Like past years, Taiwan Semiconductor Manufacturing Co. Ltd. (TSMC) presented a dizzying array of technology and new processes at this year's event. It presented new roadmaps in CMOS processes, analog, MEMS, RF and other areas. Here were the surprises and my observations at the one-day event:
1. Morris Chang. Last year, Chang, 79, regained the CEO title at TSMC. He's running the ship amid a chaotic time in the IC industry. But during a keynote this week, Chang seemed as vibrant and feisty as he was when I first met him in the early 1990s. More importantly, he seems to have restored customer confidence after the company experienced a snafu at the 40-nm node. And with Chang at the helm, the company is far more aggressive in terms of capital spending, R&D and hiring. In fact, Chang said TSMC will expand its workforce from 25,000 today to 29,000 by year's end.
Simply put, TSMC is back on track--much to the chagrin of its rivals.
2. We want capacity! During the keynote, Chang on several occasions said that the company is expanding its fab capacity. Why? The company has been sold out of fab capacity for some time and customers are screaming for more capacity. But my feeling is that TSMC is still being careful about its capacity expansion plans.
Last year, margins were relatively lousy amid the IC downturn. This year, it is enjoying the boom cycle--and margins. So why spoil the party? On the other hand, TSMC has some new competitors--all of which would love to take same business away from the foundry king.
3. Nerves of steel. TSMC has always been a confident company. Almost too cocky. And a little arrogant at times, which is not a bad trait if you're the best in the business. In the past, though, it never really respected its competitors. I remember when it even dismissed IBM and Samsung.
To me, there is a new sense of uneasiness at TSMC: It is finally taking notice of the competition. In fact, there is a new sense of respect for the competitors at TSMC. GlobalFoundries has emerged and Samsung is finally serious about the foundry business.

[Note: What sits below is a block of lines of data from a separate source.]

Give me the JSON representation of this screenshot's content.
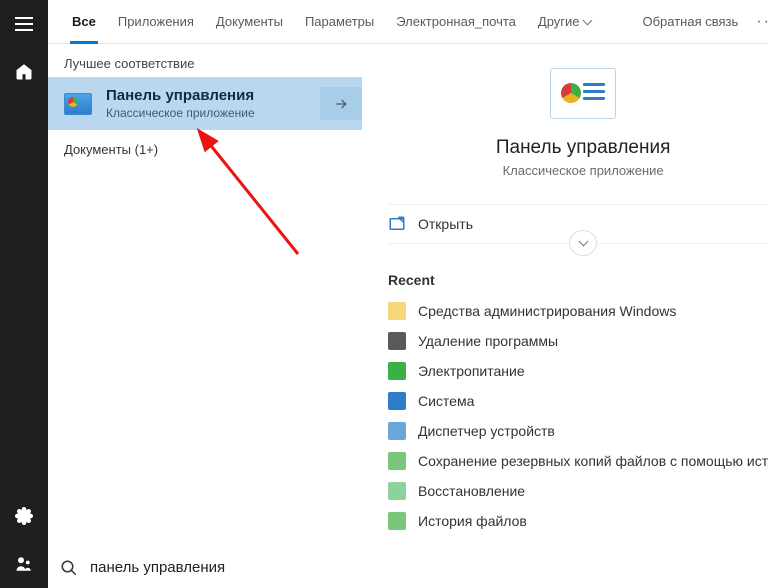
{
  "tabs": {
    "all": "Все",
    "apps": "Приложения",
    "docs": "Документы",
    "settings": "Параметры",
    "email": "Электронная_почта",
    "more": "Другие",
    "feedback": "Обратная связь"
  },
  "results": {
    "best_match_label": "Лучшее соответствие",
    "best": {
      "title": "Панель управления",
      "subtitle": "Классическое приложение"
    },
    "documents_label": "Документы (1+)"
  },
  "preview": {
    "title": "Панель управления",
    "subtitle": "Классическое приложение",
    "open_label": "Открыть",
    "recent_label": "Recent",
    "recent": [
      "Средства администрирования Windows",
      "Удаление программы",
      "Электропитание",
      "Система",
      "Диспетчер устройств",
      "Сохранение резервных копий файлов с помощью ист...",
      "Восстановление",
      "История файлов"
    ]
  },
  "search": {
    "value": "панель управления"
  }
}
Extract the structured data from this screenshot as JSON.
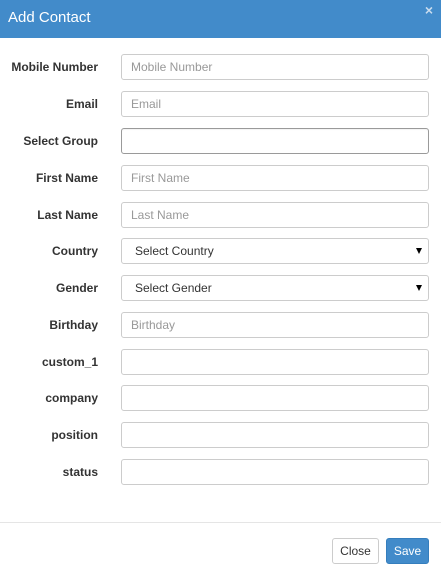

In recent times, TSMC left its rivals in the dust. However, TSMC stumbled at the 40-nm node with lackluster yields. It was a humbling experience. Now, the company has some real competition. Let the battle begin.